(Data records)

____________________

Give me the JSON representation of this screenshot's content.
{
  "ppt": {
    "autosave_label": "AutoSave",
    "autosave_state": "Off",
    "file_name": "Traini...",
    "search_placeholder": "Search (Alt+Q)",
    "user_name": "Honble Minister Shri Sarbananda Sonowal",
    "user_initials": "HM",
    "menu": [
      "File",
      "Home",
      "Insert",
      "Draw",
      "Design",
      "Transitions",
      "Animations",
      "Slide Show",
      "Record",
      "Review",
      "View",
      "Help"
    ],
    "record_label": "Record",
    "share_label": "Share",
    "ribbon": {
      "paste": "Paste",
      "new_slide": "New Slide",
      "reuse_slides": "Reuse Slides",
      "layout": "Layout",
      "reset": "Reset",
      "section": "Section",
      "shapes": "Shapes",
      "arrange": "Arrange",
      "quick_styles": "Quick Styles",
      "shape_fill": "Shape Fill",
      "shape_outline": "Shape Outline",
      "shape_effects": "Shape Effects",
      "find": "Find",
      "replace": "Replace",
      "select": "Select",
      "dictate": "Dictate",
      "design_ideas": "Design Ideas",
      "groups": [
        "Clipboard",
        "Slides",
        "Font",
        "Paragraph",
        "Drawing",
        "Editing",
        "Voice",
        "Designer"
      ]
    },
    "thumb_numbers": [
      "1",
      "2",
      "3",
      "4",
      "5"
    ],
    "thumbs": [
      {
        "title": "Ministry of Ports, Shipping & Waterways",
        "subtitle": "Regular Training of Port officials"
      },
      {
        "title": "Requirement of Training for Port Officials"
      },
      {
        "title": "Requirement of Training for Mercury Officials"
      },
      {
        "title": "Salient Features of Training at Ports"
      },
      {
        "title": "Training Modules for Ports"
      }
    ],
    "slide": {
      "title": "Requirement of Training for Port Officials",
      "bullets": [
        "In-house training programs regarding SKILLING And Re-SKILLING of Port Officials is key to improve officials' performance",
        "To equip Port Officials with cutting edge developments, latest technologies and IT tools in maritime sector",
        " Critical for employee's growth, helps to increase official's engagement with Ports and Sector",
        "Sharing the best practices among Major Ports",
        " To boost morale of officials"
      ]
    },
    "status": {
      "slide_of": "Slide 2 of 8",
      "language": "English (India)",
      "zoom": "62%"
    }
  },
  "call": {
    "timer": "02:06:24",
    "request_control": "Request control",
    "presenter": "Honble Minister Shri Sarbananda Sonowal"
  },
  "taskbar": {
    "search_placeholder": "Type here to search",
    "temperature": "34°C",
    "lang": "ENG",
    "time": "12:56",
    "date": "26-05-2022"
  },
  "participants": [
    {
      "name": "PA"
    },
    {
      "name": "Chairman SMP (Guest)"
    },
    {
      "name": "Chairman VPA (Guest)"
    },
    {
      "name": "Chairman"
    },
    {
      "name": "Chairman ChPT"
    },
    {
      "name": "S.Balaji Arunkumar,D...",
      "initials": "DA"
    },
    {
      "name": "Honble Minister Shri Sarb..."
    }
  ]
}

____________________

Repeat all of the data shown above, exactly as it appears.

Give me the JSON representation of this screenshot's content.
{
  "ppt": {
    "autosave_label": "AutoSave",
    "autosave_state": "Off",
    "file_name": "Traini...",
    "search_placeholder": "Search (Alt+Q)",
    "user_name": "Honble Minister Shri Sarbananda Sonowal",
    "user_initials": "HM",
    "menu": [
      "File",
      "Home",
      "Insert",
      "Draw",
      "Design",
      "Transitions",
      "Animations",
      "Slide Show",
      "Record",
      "Review",
      "View",
      "Help"
    ],
    "record_label": "Record",
    "share_label": "Share",
    "ribbon": {
      "paste": "Paste",
      "new_slide": "New Slide",
      "reuse_slides": "Reuse Slides",
      "layout": "Layout",
      "reset": "Reset",
      "section": "Section",
      "shapes": "Shapes",
      "arrange": "Arrange",
      "quick_styles": "Quick Styles",
      "shape_fill": "Shape Fill",
      "shape_outline": "Shape Outline",
      "shape_effects": "Shape Effects",
      "find": "Find",
      "replace": "Replace",
      "select": "Select",
      "dictate": "Dictate",
      "design_ideas": "Design Ideas",
      "groups": [
        "Clipboard",
        "Slides",
        "Font",
        "Paragraph",
        "Drawing",
        "Editing",
        "Voice",
        "Designer"
      ]
    },
    "thumb_numbers": [
      "1",
      "2",
      "3",
      "4",
      "5"
    ],
    "thumbs": [
      {
        "title": "Ministry of Ports, Shipping & Waterways",
        "subtitle": "Regular Training of Port officials"
      },
      {
        "title": "Requirement of Training for Port Officials"
      },
      {
        "title": "Requirement of Training for Mercury Officials"
      },
      {
        "title": "Salient Features of Training at Ports"
      },
      {
        "title": "Training Modules for Ports"
      }
    ],
    "slide": {
      "title": "Requirement of Training for Port Officials",
      "bullets": [
        "In-house training programs regarding SKILLING And Re-SKILLING of Port Officials is key to improve officials' performance",
        "To equip Port Officials with cutting edge developments, latest technologies and IT tools in maritime sector",
        " Critical for employee's growth, helps to increase official's engagement with Ports and Sector",
        "Sharing the best practices among Major Ports",
        " To boost morale of officials"
      ]
    },
    "status": {
      "slide_of": "Slide 2 of 8",
      "language": "English (India)",
      "zoom": "62%"
    }
  },
  "call": {
    "timer": "02:06:24",
    "request_control": "Request control",
    "presenter": "Honble Minister Shri Sarbananda Sonowal"
  },
  "taskbar": {
    "search_placeholder": "Type here to search",
    "temperature": "34°C",
    "lang": "ENG",
    "time": "12:56",
    "date": "26-05-2022"
  },
  "participants": [
    {
      "name": "PA"
    },
    {
      "name": "Chairman SMP (Guest)"
    },
    {
      "name": "Chairman VPA (Guest)"
    },
    {
      "name": "Chairman"
    },
    {
      "name": "Chairman ChPT"
    },
    {
      "name": "S.Balaji Arunkumar,D...",
      "initials": "DA"
    },
    {
      "name": "Honble Minister Shri Sarb..."
    }
  ]
}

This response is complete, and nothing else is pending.